SUPPLIED MATERIAL: Begin
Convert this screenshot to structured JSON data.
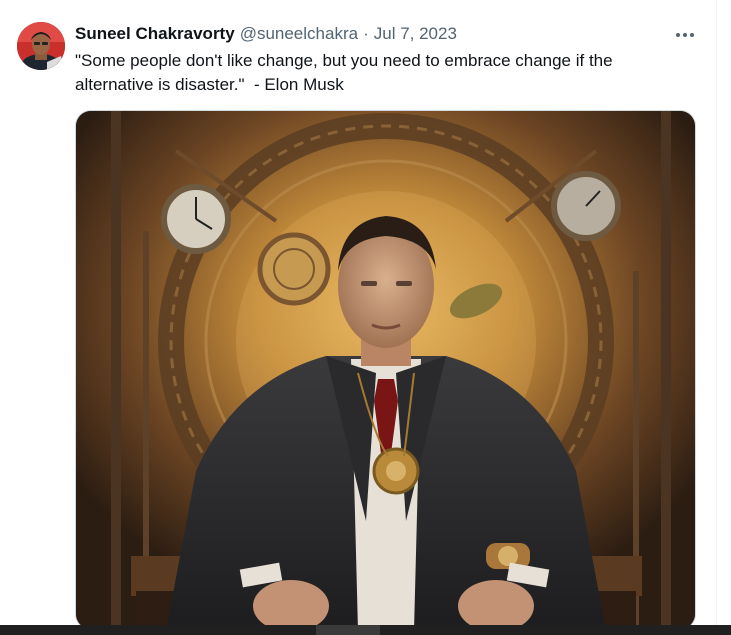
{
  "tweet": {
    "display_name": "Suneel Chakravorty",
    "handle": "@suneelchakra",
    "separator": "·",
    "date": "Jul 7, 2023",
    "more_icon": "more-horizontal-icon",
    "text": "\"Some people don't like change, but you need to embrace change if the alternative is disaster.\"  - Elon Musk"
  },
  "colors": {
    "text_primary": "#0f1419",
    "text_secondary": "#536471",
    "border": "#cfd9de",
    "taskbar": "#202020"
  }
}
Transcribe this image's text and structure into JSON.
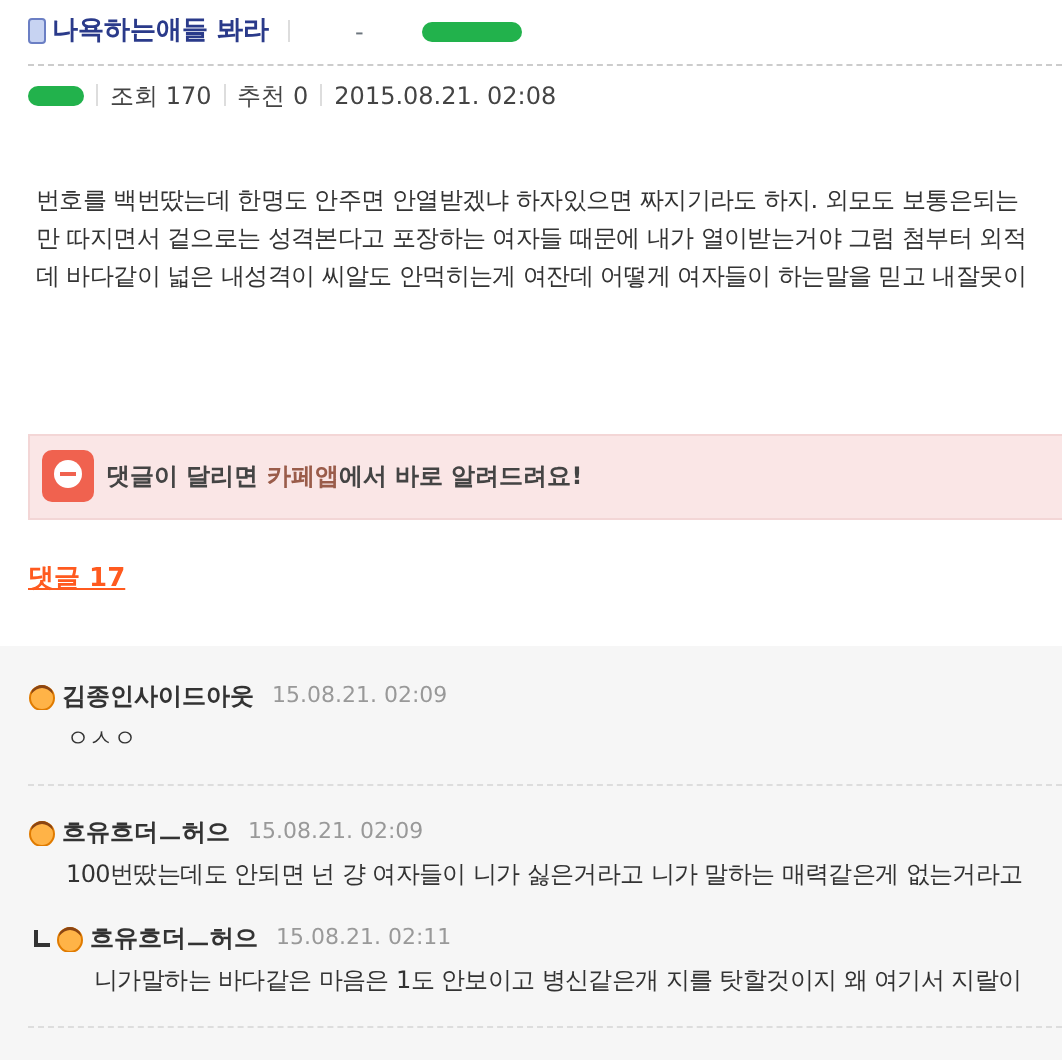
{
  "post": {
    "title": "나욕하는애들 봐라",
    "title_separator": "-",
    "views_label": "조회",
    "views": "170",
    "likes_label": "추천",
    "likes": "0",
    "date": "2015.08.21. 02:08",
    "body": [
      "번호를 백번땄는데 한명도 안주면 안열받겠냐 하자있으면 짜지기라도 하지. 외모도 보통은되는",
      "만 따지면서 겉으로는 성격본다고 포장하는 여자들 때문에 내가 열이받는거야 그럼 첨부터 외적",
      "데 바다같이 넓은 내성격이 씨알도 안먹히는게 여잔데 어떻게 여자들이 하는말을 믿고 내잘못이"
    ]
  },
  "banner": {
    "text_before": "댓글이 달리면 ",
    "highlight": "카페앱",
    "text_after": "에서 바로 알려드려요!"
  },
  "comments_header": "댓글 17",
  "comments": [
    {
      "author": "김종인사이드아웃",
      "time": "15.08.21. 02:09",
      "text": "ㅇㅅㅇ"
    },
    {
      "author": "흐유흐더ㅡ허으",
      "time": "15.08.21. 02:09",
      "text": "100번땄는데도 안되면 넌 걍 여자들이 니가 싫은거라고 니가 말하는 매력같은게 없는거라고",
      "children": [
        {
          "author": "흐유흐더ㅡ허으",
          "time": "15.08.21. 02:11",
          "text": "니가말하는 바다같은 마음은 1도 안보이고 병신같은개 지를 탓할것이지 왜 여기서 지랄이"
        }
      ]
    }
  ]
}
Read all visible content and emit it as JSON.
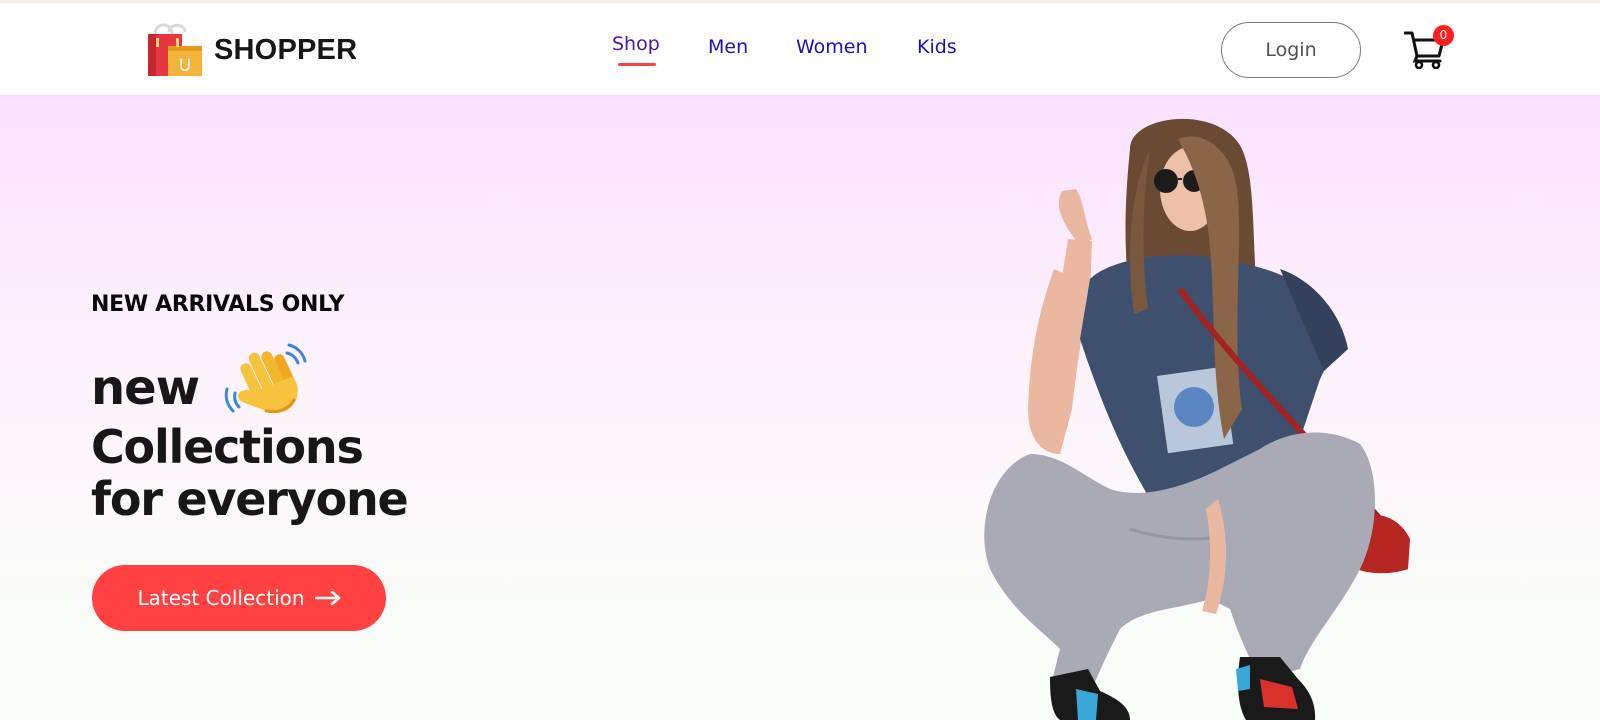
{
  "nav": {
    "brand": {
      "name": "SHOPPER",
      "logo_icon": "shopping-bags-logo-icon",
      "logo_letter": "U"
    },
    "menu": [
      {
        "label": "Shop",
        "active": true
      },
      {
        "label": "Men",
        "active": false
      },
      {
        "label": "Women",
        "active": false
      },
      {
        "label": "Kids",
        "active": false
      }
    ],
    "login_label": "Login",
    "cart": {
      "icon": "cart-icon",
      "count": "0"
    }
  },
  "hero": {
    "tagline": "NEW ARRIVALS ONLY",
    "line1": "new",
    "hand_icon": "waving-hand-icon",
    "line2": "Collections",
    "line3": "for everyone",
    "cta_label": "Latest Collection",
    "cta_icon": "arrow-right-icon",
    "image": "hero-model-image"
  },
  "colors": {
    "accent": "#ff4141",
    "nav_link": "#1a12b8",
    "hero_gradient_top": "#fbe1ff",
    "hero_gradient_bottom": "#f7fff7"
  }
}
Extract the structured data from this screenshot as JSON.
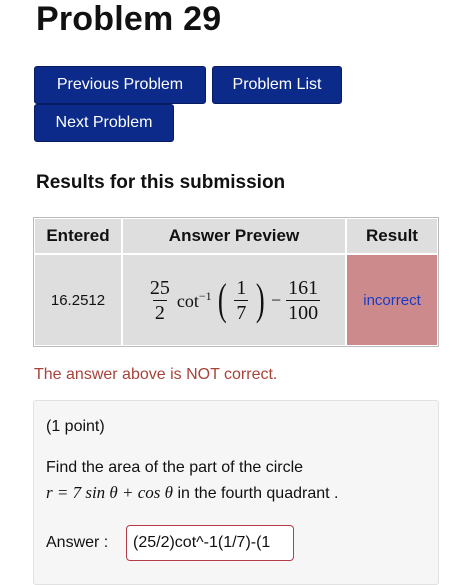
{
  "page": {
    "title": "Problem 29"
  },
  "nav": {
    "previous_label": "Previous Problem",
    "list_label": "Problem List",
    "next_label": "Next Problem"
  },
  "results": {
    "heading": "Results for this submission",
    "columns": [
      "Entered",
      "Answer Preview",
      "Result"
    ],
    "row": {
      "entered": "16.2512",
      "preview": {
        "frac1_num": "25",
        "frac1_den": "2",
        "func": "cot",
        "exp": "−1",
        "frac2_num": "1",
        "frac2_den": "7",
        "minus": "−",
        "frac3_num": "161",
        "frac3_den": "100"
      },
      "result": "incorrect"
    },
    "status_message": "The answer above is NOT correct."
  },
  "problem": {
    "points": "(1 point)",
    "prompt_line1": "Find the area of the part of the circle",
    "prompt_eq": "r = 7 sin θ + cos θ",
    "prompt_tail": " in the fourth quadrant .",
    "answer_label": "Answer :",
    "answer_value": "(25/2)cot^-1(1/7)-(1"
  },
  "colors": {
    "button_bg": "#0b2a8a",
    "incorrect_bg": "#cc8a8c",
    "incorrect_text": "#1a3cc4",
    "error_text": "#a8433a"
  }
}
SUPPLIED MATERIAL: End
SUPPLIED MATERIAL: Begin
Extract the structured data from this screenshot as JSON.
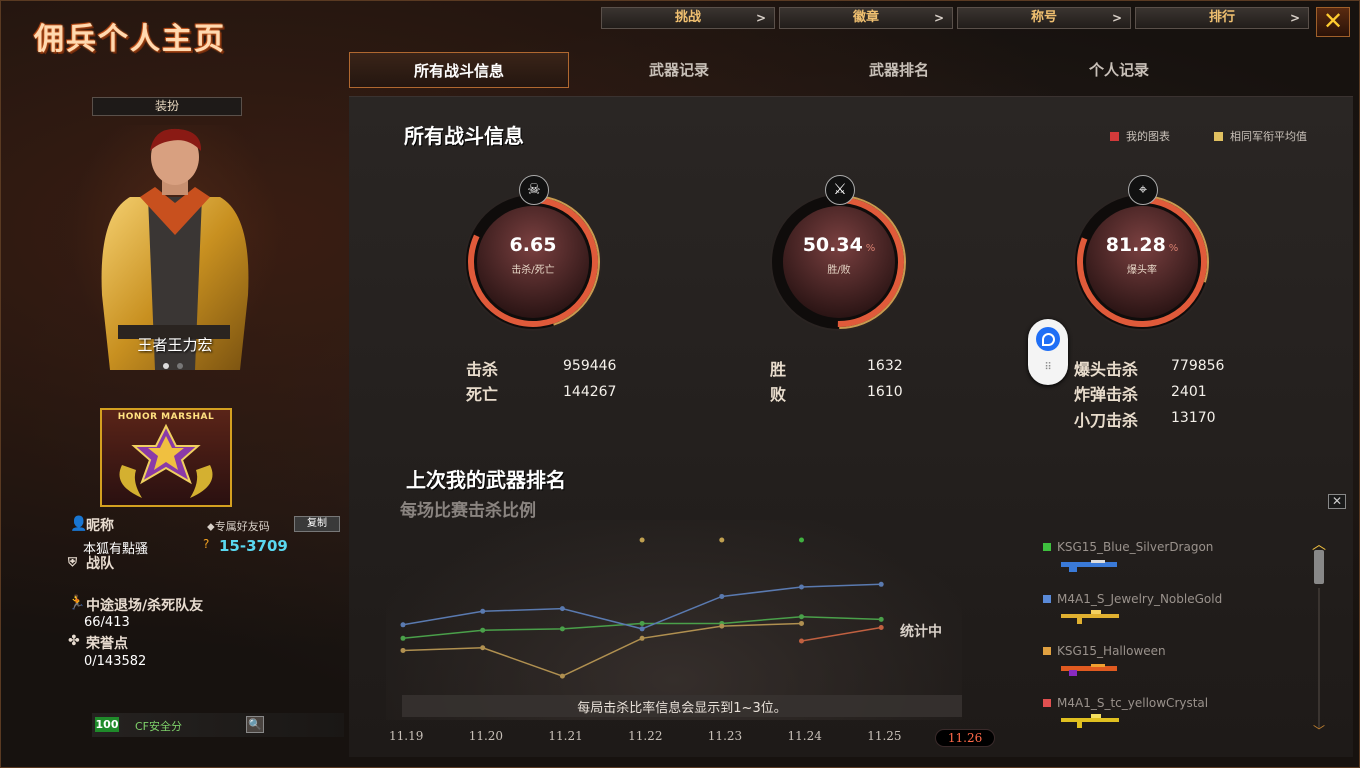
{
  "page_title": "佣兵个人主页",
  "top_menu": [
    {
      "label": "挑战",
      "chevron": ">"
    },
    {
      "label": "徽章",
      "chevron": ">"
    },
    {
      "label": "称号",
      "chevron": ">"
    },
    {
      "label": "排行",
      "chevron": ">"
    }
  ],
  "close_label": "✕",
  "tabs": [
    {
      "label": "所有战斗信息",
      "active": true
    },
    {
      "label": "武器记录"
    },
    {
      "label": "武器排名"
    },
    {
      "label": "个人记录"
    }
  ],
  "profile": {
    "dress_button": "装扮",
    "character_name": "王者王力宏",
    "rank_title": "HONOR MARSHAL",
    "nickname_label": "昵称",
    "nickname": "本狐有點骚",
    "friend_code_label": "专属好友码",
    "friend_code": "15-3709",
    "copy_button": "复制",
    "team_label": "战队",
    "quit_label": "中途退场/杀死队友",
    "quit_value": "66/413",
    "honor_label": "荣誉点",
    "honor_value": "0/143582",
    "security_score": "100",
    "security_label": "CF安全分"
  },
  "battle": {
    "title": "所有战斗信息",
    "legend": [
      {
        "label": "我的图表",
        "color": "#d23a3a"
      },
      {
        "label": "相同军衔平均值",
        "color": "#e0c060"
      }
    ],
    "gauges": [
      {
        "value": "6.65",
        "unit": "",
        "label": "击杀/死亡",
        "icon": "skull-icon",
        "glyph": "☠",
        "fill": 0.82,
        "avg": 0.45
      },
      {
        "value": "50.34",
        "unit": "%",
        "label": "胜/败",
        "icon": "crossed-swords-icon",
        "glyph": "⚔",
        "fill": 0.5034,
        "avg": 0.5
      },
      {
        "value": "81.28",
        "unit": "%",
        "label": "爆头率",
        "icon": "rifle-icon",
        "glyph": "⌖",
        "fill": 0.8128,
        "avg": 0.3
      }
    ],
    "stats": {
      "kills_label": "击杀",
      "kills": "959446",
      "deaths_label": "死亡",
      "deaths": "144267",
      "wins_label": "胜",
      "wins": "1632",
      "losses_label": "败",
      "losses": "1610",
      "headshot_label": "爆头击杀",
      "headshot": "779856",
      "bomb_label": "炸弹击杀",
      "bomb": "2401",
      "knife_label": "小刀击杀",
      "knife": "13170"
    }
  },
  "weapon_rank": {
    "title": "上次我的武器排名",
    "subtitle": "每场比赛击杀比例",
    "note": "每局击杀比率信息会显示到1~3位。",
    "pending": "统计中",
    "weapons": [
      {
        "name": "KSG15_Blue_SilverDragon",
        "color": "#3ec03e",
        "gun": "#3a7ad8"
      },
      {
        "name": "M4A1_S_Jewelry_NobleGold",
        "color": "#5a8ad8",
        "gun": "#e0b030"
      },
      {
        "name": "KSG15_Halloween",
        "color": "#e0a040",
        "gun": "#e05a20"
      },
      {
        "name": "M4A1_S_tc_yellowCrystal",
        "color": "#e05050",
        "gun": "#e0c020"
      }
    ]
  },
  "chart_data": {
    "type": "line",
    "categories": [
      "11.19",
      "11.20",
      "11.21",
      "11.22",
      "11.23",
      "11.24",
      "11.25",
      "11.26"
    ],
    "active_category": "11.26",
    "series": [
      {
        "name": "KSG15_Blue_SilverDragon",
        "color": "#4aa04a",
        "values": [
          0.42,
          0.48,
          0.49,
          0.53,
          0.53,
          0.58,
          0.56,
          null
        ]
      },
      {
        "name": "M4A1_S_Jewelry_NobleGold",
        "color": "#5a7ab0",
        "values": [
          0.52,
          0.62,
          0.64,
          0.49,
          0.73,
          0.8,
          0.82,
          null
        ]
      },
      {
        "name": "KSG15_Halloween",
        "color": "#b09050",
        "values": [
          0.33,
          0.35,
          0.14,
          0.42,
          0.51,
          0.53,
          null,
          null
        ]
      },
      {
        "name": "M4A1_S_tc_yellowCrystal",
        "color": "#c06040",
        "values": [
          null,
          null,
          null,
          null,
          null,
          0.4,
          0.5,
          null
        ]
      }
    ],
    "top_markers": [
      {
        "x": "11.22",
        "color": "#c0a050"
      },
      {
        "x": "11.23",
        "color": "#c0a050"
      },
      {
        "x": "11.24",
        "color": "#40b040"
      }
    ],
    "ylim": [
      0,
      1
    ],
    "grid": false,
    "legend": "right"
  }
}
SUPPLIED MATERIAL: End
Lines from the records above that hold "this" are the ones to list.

Convert this screenshot to structured JSON data.
Transcribe this image's text and structure into JSON.
Extract the structured data from this screenshot as JSON.
    "heading": "Results for this submission",
Extract the structured data from this screenshot as JSON.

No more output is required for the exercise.